Return the lines of the data below, from the one containing "Decode this image" through the very last, exactly and with both ends included; no pictures.

*** MATERIAL SUPPLIED Section Begins ***

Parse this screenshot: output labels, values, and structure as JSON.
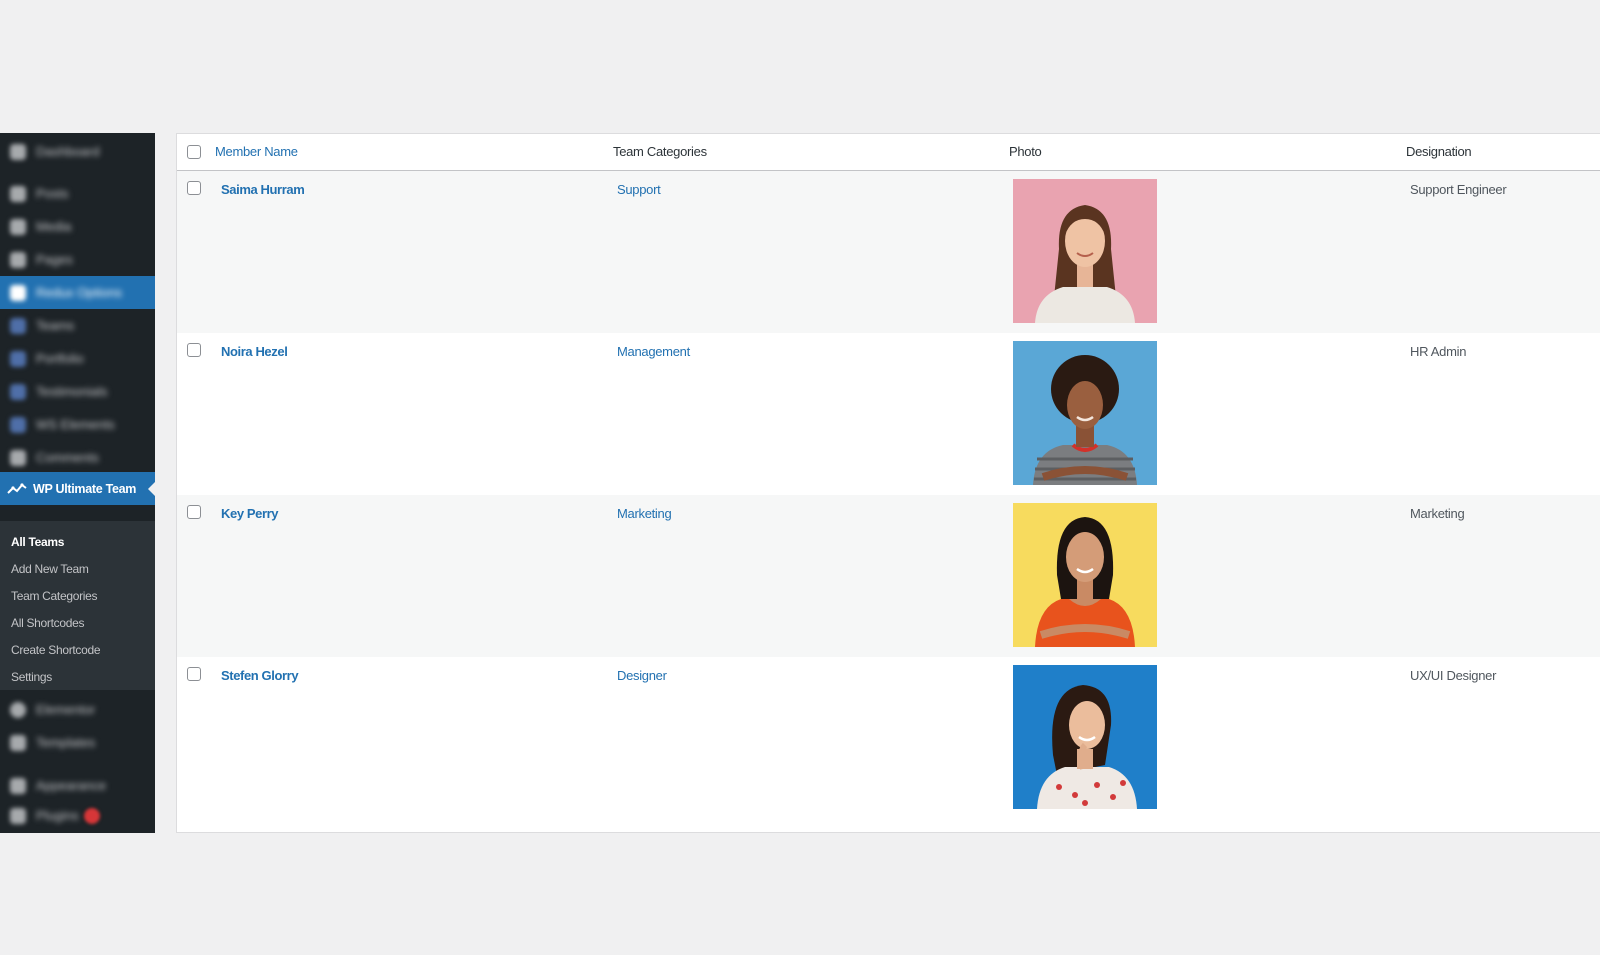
{
  "sidebar": {
    "blurred_items": [
      {
        "label": "Dashboard",
        "icon": "dashboard-icon"
      },
      {
        "label": "Posts",
        "icon": "pin-icon"
      },
      {
        "label": "Media",
        "icon": "media-icon"
      },
      {
        "label": "Pages",
        "icon": "pages-icon"
      },
      {
        "label": "Redux Options",
        "icon": "gear-icon"
      },
      {
        "label": "Teams",
        "icon": "grid-icon"
      },
      {
        "label": "Portfolio",
        "icon": "grid-icon"
      },
      {
        "label": "Testimonials",
        "icon": "grid-icon"
      },
      {
        "label": "WS Elements",
        "icon": "grid-icon"
      },
      {
        "label": "Comments",
        "icon": "comment-icon"
      },
      {
        "label": "Elementor",
        "icon": "elementor-icon"
      },
      {
        "label": "Templates",
        "icon": "folder-icon"
      },
      {
        "label": "Appearance",
        "icon": "brush-icon"
      },
      {
        "label": "Plugins",
        "icon": "plugin-icon"
      }
    ],
    "current_menu": {
      "label": "WP Ultimate Team",
      "icon": "team-chart-icon"
    },
    "submenu": [
      {
        "label": "All Teams"
      },
      {
        "label": "Add New Team"
      },
      {
        "label": "Team Categories"
      },
      {
        "label": "All Shortcodes"
      },
      {
        "label": "Create Shortcode"
      },
      {
        "label": "Settings"
      }
    ]
  },
  "table": {
    "columns": {
      "name": "Member Name",
      "categories": "Team Categories",
      "photo": "Photo",
      "designation": "Designation"
    },
    "rows": [
      {
        "name": "Saima Hurram",
        "category": "Support",
        "designation": "Support Engineer",
        "photo_bg": "#e9a3b0"
      },
      {
        "name": "Noira Hezel",
        "category": "Management",
        "designation": "HR Admin",
        "photo_bg": "#5aa7d6"
      },
      {
        "name": "Key Perry",
        "category": "Marketing",
        "designation": "Marketing",
        "photo_bg": "#f7db5e"
      },
      {
        "name": "Stefen Glorry",
        "category": "Designer",
        "designation": "UX/UI Designer",
        "photo_bg": "#1f7fc9"
      }
    ]
  },
  "colors": {
    "sidebar_bg": "#1d2327",
    "accent": "#2271b1",
    "link": "#2271b1"
  }
}
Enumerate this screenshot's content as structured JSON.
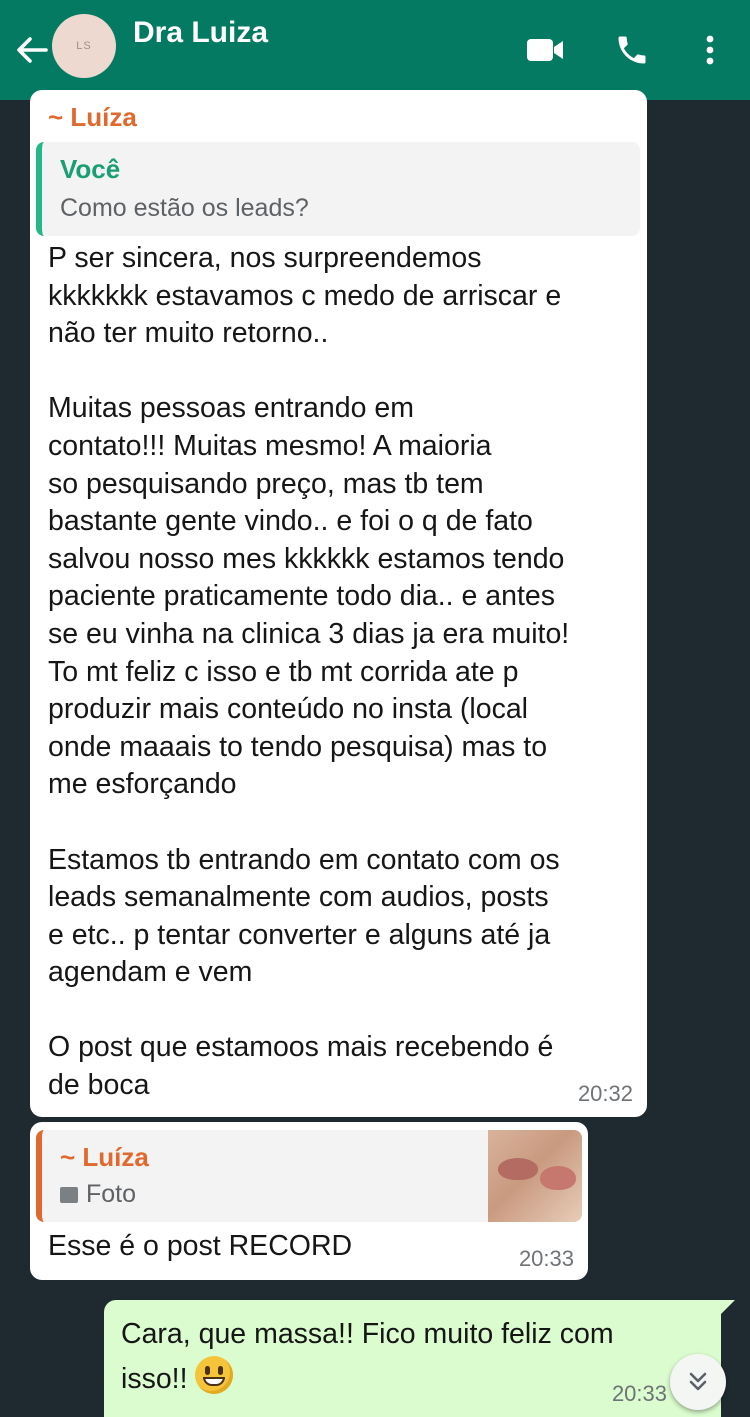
{
  "header": {
    "contact_name": "Dra Luiza",
    "avatar_text": "LS",
    "icons": [
      "back-arrow-icon",
      "video-call-icon",
      "phone-icon",
      "more-vert-icon"
    ],
    "bg_color": "#047a63"
  },
  "messages": [
    {
      "sender": "~ Luíza",
      "quoted_name": "Você",
      "quoted_text": "Como estão  os leads?",
      "text": "P ser sincera, nos surpreendemos\nkkkkkkk estavamos c medo de arriscar e\nnão ter muito retorno..\n\nMuitas pessoas entrando em\ncontato!!! Muitas mesmo! A maioria\nso pesquisando preço, mas tb tem\nbastante gente vindo.. e foi o q de fato\nsalvou nosso mes kkkkkk estamos tendo\npaciente praticamente todo dia.. e antes\nse eu vinha na clinica 3 dias ja era muito!\nTo mt feliz c isso e tb mt corrida ate p\nproduzir mais conteúdo no insta (local\nonde maaais to tendo pesquisa) mas to\nme esforçando\n\nEstamos tb entrando em contato com os\nleads semanalmente com audios, posts\ne etc.. p tentar converter e alguns até ja\nagendam e vem\n\nO post que estamoos mais recebendo é\nde boca",
      "time": "20:32"
    },
    {
      "quoted_name": "~ Luíza",
      "quoted_text": "Foto",
      "text": "Esse é o post RECORD",
      "time": "20:33"
    },
    {
      "text": "Cara, que massa!! Fico muito feliz com isso!!",
      "time": "20:33"
    }
  ],
  "colors": {
    "chat_bg": "#1f2a30",
    "incoming_bubble": "#ffffff",
    "outgoing_bubble": "#dafcce",
    "sender_orange": "#e0692f",
    "quote_green": "#1a9e74"
  }
}
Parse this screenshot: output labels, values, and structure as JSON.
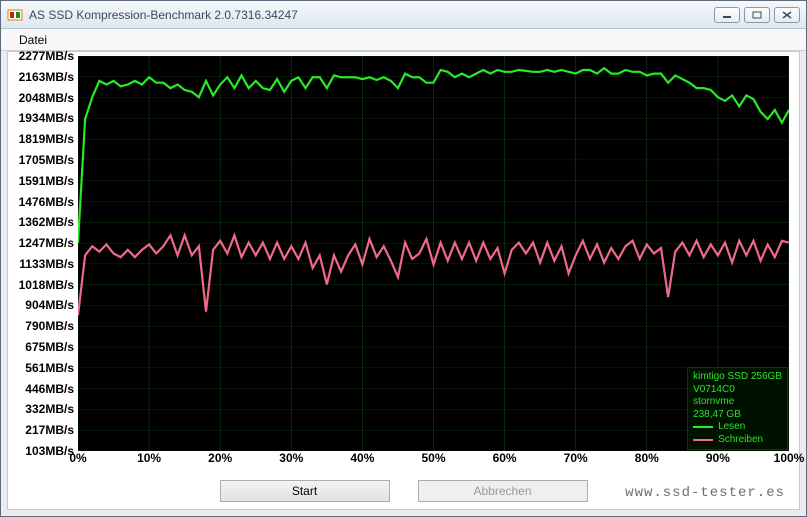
{
  "window": {
    "title": "AS SSD Kompression-Benchmark 2.0.7316.34247"
  },
  "menu": {
    "file": "Datei"
  },
  "buttons": {
    "start": "Start",
    "cancel": "Abbrechen"
  },
  "legend": {
    "drive": "kimtigo SSD 256GB",
    "fw": "V0714C0",
    "nvme": "stornvme",
    "size": "238,47 GB",
    "read": "Lesen",
    "write": "Schreiben",
    "read_color": "#29e929",
    "write_color": "#ef6a89"
  },
  "watermark": "www.ssd-tester.es",
  "chart_data": {
    "type": "line",
    "xlabel": "",
    "ylabel": "MB/s",
    "ylim": [
      103,
      2277
    ],
    "xlim": [
      0,
      100
    ],
    "y_ticks": [
      103,
      217,
      332,
      446,
      561,
      675,
      790,
      904,
      1018,
      1133,
      1247,
      1362,
      1476,
      1591,
      1705,
      1819,
      1934,
      2048,
      2163,
      2277
    ],
    "y_tick_labels": [
      "103MB/s",
      "217MB/s",
      "332MB/s",
      "446MB/s",
      "561MB/s",
      "675MB/s",
      "790MB/s",
      "904MB/s",
      "1018MB/s",
      "1133MB/s",
      "1247MB/s",
      "1362MB/s",
      "1476MB/s",
      "1591MB/s",
      "1705MB/s",
      "1819MB/s",
      "1934MB/s",
      "2048MB/s",
      "2163MB/s",
      "2277MB/s"
    ],
    "x_ticks": [
      0,
      10,
      20,
      30,
      40,
      50,
      60,
      70,
      80,
      90,
      100
    ],
    "x_tick_labels": [
      "0%",
      "10%",
      "20%",
      "30%",
      "40%",
      "50%",
      "60%",
      "70%",
      "80%",
      "90%",
      "100%"
    ],
    "x": [
      0,
      1,
      2,
      3,
      4,
      5,
      6,
      7,
      8,
      9,
      10,
      11,
      12,
      13,
      14,
      15,
      16,
      17,
      18,
      19,
      20,
      21,
      22,
      23,
      24,
      25,
      26,
      27,
      28,
      29,
      30,
      31,
      32,
      33,
      34,
      35,
      36,
      37,
      38,
      39,
      40,
      41,
      42,
      43,
      44,
      45,
      46,
      47,
      48,
      49,
      50,
      51,
      52,
      53,
      54,
      55,
      56,
      57,
      58,
      59,
      60,
      61,
      62,
      63,
      64,
      65,
      66,
      67,
      68,
      69,
      70,
      71,
      72,
      73,
      74,
      75,
      76,
      77,
      78,
      79,
      80,
      81,
      82,
      83,
      84,
      85,
      86,
      87,
      88,
      89,
      90,
      91,
      92,
      93,
      94,
      95,
      96,
      97,
      98,
      99,
      100
    ],
    "series": [
      {
        "name": "Lesen",
        "color": "#29e929",
        "values": [
          1250,
          1930,
          2050,
          2140,
          2120,
          2140,
          2110,
          2120,
          2140,
          2120,
          2160,
          2130,
          2130,
          2100,
          2120,
          2090,
          2080,
          2050,
          2140,
          2060,
          2120,
          2160,
          2100,
          2170,
          2100,
          2140,
          2100,
          2090,
          2150,
          2080,
          2140,
          2160,
          2100,
          2160,
          2160,
          2100,
          2170,
          2160,
          2160,
          2160,
          2150,
          2160,
          2145,
          2160,
          2140,
          2100,
          2180,
          2160,
          2160,
          2130,
          2130,
          2200,
          2190,
          2160,
          2180,
          2160,
          2180,
          2200,
          2180,
          2200,
          2190,
          2190,
          2200,
          2195,
          2190,
          2190,
          2200,
          2190,
          2200,
          2190,
          2180,
          2200,
          2200,
          2180,
          2210,
          2180,
          2180,
          2200,
          2190,
          2190,
          2170,
          2180,
          2180,
          2130,
          2170,
          2150,
          2130,
          2100,
          2100,
          2090,
          2050,
          2030,
          2060,
          2000,
          2060,
          2040,
          1970,
          1930,
          1980,
          1910,
          1980
        ]
      },
      {
        "name": "Schreiben",
        "color": "#ef6a89",
        "values": [
          850,
          1180,
          1230,
          1200,
          1240,
          1190,
          1170,
          1210,
          1170,
          1210,
          1240,
          1190,
          1230,
          1290,
          1180,
          1290,
          1180,
          1230,
          870,
          1210,
          1260,
          1190,
          1290,
          1170,
          1250,
          1180,
          1250,
          1160,
          1250,
          1160,
          1230,
          1160,
          1250,
          1110,
          1180,
          1020,
          1180,
          1090,
          1180,
          1240,
          1130,
          1270,
          1170,
          1230,
          1150,
          1060,
          1250,
          1160,
          1190,
          1270,
          1130,
          1250,
          1150,
          1250,
          1160,
          1250,
          1150,
          1250,
          1160,
          1220,
          1080,
          1210,
          1250,
          1190,
          1250,
          1140,
          1250,
          1150,
          1230,
          1080,
          1180,
          1260,
          1160,
          1240,
          1140,
          1220,
          1160,
          1230,
          1260,
          1160,
          1240,
          1190,
          1220,
          950,
          1200,
          1250,
          1180,
          1260,
          1170,
          1240,
          1180,
          1250,
          1140,
          1260,
          1180,
          1260,
          1150,
          1240,
          1170,
          1260,
          1250
        ]
      }
    ]
  }
}
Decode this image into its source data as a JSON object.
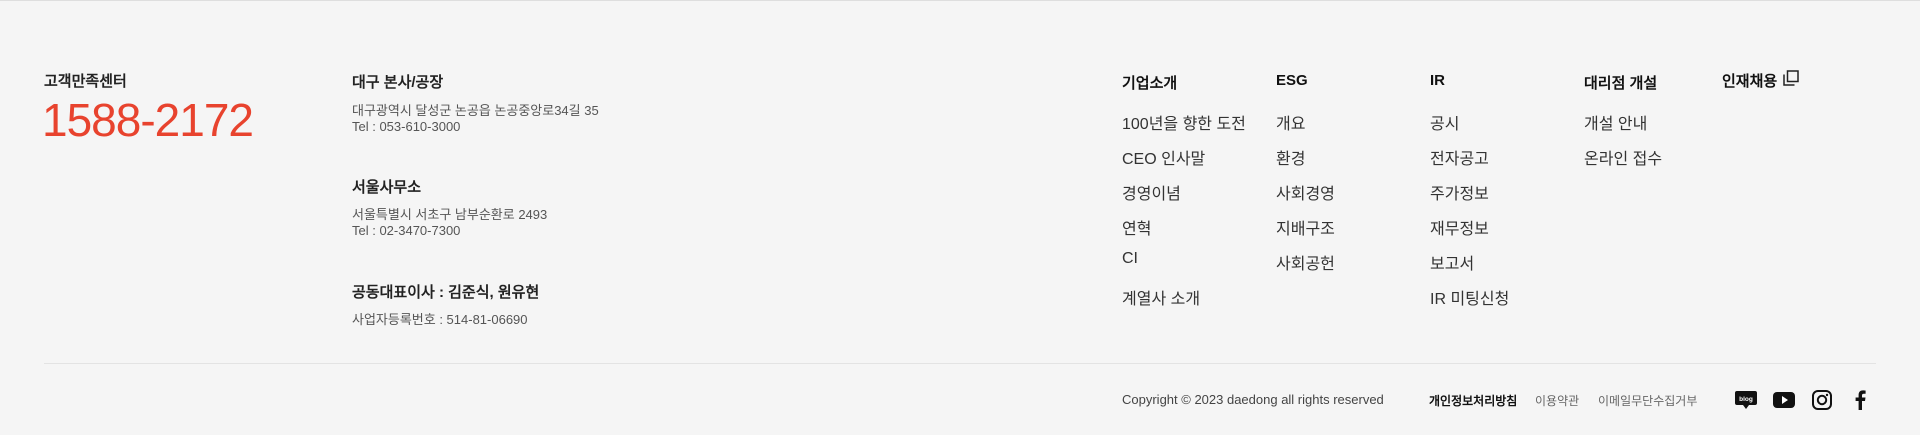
{
  "customer_center": {
    "title": "고객만족센터",
    "phone": "1588-2172"
  },
  "offices": {
    "daegu": {
      "title": "대구 본사/공장",
      "address": "대구광역시 달성군 논공읍 논공중앙로34길 35",
      "tel": "Tel : 053-610-3000"
    },
    "seoul": {
      "title": "서울사무소",
      "address": "서울특별시 서초구 남부순환로 2493",
      "tel": "Tel : 02-3470-7300"
    },
    "ceo": {
      "title": "공동대표이사 : 김준식, 원유현",
      "reg": "사업자등록번호 : 514-81-06690"
    }
  },
  "nav": {
    "company": {
      "title": "기업소개",
      "items": [
        "100년을 향한 도전",
        "CEO 인사말",
        "경영이념",
        "연혁",
        "CI",
        "계열사 소개"
      ]
    },
    "esg": {
      "title": "ESG",
      "items": [
        "개요",
        "환경",
        "사회경영",
        "지배구조",
        "사회공헌"
      ]
    },
    "ir": {
      "title": "IR",
      "items": [
        "공시",
        "전자공고",
        "주가정보",
        "재무정보",
        "보고서",
        "IR 미팅신청"
      ]
    },
    "dealer": {
      "title": "대리점 개설",
      "items": [
        "개설 안내",
        "온라인 접수"
      ]
    },
    "recruit": {
      "title": "인재채용",
      "icon": "external-link-icon"
    }
  },
  "bottom": {
    "copyright": "Copyright © 2023 daedong all rights reserved",
    "privacy": "개인정보처리방침",
    "terms": "이용약관",
    "email_refusal": "이메일무단수집거부",
    "social": [
      "blog-icon",
      "youtube-icon",
      "instagram-icon",
      "facebook-icon"
    ]
  },
  "colors": {
    "accent": "#e8432e",
    "background": "#f5f5f5"
  }
}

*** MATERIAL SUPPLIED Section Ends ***

- [SOLUTION]
Decode this image into its source data as a JSON object.
{
  "customer_center": {
    "title": "고객만족센터",
    "phone": "1588-2172"
  },
  "offices": {
    "daegu": {
      "title": "대구 본사/공장",
      "address": "대구광역시 달성군 논공읍 논공중앙로34길 35",
      "tel": "Tel : 053-610-3000"
    },
    "seoul": {
      "title": "서울사무소",
      "address": "서울특별시 서초구 남부순환로 2493",
      "tel": "Tel : 02-3470-7300"
    },
    "ceo": {
      "title": "공동대표이사 : 김준식, 원유현",
      "reg": "사업자등록번호 : 514-81-06690"
    }
  },
  "nav": {
    "company": {
      "title": "기업소개",
      "items": [
        "100년을 향한 도전",
        "CEO 인사말",
        "경영이념",
        "연혁",
        "CI",
        "계열사 소개"
      ]
    },
    "esg": {
      "title": "ESG",
      "items": [
        "개요",
        "환경",
        "사회경영",
        "지배구조",
        "사회공헌"
      ]
    },
    "ir": {
      "title": "IR",
      "items": [
        "공시",
        "전자공고",
        "주가정보",
        "재무정보",
        "보고서",
        "IR 미팅신청"
      ]
    },
    "dealer": {
      "title": "대리점 개설",
      "items": [
        "개설 안내",
        "온라인 접수"
      ]
    },
    "recruit": {
      "title": "인재채용",
      "icon": "external-link-icon"
    }
  },
  "bottom": {
    "copyright": "Copyright © 2023 daedong all rights reserved",
    "privacy": "개인정보처리방침",
    "terms": "이용약관",
    "email_refusal": "이메일무단수집거부",
    "social": [
      "blog-icon",
      "youtube-icon",
      "instagram-icon",
      "facebook-icon"
    ]
  },
  "colors": {
    "accent": "#e8432e",
    "background": "#f5f5f5"
  }
}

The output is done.